Many months ago, I postulated in a Harvard Business Review article that African companies that do things Google, Facebook and other digital ICT utilities do must follow one playbook: find ways to collaborate, NOT compete, with them. I wrote thus – “A good strategy could be to find ways to position startups to build on the existing infrastructure of these ICT utilities instead of directly competing with them.”
Interestingly, the ad man, Sir Martin Sorrell, who built WPP for decades uses the same playbook: he embraces Google, Facebook and the ICT utilities in his new company S4 Capital. This is how TechCrunch summarizes it: “Much of that approach centers on partnering with, rather than trying to compete with the giants of ad tech, including Facebook and Google, precarious as that arrangement can be”.
Other current tech clients include Apple, Salesforce, Microsoft, LinkedIn, Uber and ServiceNow, which, according to Sorrell, treat S4’s creative and strategic marketing professionals as extensions of their internal marketing teams.
Firewood, for example, will embed teams within companies like Google to “understand the client as well as possible,” Sorrell says. As he explains it, “We don’t compete with [these companies]. We service them; we work with them. If we’re being crude about it, we’re resellers for each one of them. They don’t want to get into the service business.”

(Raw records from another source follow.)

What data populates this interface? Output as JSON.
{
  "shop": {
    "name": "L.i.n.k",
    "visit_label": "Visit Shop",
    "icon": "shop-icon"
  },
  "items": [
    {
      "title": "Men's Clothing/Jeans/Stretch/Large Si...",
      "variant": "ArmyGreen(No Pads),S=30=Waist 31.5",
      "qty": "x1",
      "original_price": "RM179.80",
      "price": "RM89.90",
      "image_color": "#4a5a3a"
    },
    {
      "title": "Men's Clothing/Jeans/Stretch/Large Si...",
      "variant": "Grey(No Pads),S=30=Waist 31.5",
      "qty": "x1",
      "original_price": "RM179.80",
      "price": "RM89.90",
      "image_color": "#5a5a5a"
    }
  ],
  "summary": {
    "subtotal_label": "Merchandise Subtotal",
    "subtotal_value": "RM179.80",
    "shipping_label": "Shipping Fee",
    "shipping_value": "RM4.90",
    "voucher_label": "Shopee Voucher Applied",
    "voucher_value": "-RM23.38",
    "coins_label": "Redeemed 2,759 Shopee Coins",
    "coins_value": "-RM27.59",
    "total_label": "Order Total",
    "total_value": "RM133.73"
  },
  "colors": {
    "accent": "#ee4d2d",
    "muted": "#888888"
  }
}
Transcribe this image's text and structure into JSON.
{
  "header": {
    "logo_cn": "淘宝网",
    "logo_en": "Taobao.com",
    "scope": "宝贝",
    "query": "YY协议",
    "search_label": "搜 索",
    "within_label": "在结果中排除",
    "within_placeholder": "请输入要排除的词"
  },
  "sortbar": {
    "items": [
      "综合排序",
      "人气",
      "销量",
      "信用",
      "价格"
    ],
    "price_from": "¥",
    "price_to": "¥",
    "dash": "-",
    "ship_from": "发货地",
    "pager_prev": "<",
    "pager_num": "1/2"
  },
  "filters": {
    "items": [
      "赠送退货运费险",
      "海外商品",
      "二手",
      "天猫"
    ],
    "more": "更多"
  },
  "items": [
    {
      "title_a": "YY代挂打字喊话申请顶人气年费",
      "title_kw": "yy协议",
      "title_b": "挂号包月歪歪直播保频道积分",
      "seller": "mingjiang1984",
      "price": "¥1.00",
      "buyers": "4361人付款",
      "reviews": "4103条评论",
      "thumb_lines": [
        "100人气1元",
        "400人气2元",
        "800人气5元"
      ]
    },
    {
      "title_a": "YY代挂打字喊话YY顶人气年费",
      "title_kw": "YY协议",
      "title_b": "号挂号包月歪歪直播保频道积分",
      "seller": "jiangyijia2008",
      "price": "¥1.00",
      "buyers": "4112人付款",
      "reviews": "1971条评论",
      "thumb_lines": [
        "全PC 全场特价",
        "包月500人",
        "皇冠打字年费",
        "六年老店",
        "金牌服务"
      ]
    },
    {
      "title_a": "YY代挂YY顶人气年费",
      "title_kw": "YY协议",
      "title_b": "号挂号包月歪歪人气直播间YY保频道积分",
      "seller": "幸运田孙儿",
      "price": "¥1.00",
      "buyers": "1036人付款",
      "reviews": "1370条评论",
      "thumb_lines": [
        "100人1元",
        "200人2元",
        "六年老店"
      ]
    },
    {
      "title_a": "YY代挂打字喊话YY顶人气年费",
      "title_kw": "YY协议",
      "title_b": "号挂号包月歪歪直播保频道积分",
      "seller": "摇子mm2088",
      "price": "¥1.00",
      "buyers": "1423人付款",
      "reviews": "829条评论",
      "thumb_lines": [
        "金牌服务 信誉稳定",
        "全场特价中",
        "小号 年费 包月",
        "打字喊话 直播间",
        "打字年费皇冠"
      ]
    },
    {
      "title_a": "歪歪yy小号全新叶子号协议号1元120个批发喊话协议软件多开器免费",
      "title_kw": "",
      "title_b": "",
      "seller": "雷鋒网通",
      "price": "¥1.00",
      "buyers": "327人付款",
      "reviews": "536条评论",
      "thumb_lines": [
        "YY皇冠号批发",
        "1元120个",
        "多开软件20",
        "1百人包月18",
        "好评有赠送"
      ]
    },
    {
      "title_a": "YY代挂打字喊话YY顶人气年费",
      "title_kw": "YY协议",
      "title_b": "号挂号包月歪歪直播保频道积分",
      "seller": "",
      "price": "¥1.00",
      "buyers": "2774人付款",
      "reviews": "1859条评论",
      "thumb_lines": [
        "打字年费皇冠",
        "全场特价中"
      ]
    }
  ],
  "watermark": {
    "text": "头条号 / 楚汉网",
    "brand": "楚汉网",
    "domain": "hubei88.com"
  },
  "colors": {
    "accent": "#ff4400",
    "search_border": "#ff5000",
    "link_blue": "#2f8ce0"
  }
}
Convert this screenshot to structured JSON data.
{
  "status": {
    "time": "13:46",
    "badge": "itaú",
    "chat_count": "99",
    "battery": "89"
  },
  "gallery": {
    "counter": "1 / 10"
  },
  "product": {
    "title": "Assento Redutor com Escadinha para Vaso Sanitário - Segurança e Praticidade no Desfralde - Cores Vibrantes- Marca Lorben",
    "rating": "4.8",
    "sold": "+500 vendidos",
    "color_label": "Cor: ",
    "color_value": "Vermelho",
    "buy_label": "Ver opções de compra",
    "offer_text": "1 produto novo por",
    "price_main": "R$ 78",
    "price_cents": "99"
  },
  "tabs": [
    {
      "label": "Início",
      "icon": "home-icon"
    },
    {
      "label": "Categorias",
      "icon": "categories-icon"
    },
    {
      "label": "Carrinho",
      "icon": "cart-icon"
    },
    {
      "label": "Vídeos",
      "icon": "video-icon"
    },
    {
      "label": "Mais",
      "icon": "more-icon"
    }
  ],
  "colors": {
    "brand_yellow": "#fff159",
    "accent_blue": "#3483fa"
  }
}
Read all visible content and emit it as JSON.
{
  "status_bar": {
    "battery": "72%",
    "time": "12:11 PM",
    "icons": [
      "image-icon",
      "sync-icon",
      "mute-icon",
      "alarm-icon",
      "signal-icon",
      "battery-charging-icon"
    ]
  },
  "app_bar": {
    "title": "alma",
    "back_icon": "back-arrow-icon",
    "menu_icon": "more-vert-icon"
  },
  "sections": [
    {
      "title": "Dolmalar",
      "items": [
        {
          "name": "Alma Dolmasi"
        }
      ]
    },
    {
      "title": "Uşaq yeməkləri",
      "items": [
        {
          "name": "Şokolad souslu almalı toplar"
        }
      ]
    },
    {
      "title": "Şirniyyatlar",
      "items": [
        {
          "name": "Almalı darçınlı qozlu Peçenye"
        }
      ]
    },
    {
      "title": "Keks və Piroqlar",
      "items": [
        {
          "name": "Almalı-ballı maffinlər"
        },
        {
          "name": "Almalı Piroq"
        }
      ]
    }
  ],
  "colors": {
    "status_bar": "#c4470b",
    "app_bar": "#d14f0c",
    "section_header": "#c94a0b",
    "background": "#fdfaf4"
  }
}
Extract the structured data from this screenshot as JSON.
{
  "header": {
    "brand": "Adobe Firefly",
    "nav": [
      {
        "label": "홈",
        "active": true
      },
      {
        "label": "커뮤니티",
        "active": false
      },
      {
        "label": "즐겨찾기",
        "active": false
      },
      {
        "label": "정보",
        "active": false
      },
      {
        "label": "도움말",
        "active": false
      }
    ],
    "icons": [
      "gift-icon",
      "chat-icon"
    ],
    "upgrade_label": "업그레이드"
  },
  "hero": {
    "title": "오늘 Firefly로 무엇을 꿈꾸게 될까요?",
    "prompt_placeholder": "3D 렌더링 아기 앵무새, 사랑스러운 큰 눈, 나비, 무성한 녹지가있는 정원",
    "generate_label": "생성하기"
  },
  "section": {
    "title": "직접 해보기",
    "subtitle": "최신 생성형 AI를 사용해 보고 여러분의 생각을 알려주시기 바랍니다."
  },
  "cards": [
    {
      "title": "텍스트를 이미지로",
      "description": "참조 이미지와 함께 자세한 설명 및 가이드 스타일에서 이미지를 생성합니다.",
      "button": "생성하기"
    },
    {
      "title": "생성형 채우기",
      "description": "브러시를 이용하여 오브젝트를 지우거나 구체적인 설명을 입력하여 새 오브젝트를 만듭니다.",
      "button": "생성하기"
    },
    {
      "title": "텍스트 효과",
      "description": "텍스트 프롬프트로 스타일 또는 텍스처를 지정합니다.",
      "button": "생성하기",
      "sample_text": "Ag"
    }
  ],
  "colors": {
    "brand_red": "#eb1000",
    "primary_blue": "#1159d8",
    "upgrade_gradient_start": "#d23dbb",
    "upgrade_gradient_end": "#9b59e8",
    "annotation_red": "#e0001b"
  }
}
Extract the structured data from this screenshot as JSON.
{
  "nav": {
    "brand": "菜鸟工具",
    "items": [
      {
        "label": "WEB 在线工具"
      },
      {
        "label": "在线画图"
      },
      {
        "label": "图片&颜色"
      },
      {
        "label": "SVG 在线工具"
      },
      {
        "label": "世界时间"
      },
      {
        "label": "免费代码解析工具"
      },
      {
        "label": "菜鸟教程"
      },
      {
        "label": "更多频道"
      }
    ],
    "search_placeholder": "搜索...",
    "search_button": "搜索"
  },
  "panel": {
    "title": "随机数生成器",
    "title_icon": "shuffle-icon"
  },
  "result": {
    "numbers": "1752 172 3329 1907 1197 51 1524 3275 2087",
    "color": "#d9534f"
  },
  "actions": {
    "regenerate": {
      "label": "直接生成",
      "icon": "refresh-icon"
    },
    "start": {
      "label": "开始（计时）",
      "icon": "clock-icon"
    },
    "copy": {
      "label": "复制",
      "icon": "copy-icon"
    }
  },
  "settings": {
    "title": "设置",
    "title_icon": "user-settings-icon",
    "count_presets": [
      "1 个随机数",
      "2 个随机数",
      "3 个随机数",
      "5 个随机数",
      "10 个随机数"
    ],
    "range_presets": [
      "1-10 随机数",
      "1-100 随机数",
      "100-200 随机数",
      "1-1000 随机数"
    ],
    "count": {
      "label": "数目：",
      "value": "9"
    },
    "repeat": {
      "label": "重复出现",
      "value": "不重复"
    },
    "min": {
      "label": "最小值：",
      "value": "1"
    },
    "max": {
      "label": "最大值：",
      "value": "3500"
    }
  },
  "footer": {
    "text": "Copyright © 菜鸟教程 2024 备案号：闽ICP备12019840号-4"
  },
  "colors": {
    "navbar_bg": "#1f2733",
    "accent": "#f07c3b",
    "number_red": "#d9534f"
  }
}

There is wisdom in what the former WPP is doing – it is simply foolishness to try to match the marginal cost advantages Google and Facebook have. But building services on top of their infrastructures can help any startup thrive. You do not go into a new community and begin to setup your own electricity and water boards, you simply rely on the existing ones therein to get your light and potable water. See Google and Facebook as the electricity and water boards of the current digital era: build and partner with them, over trying to compete as your chances, in Africa, do not look good.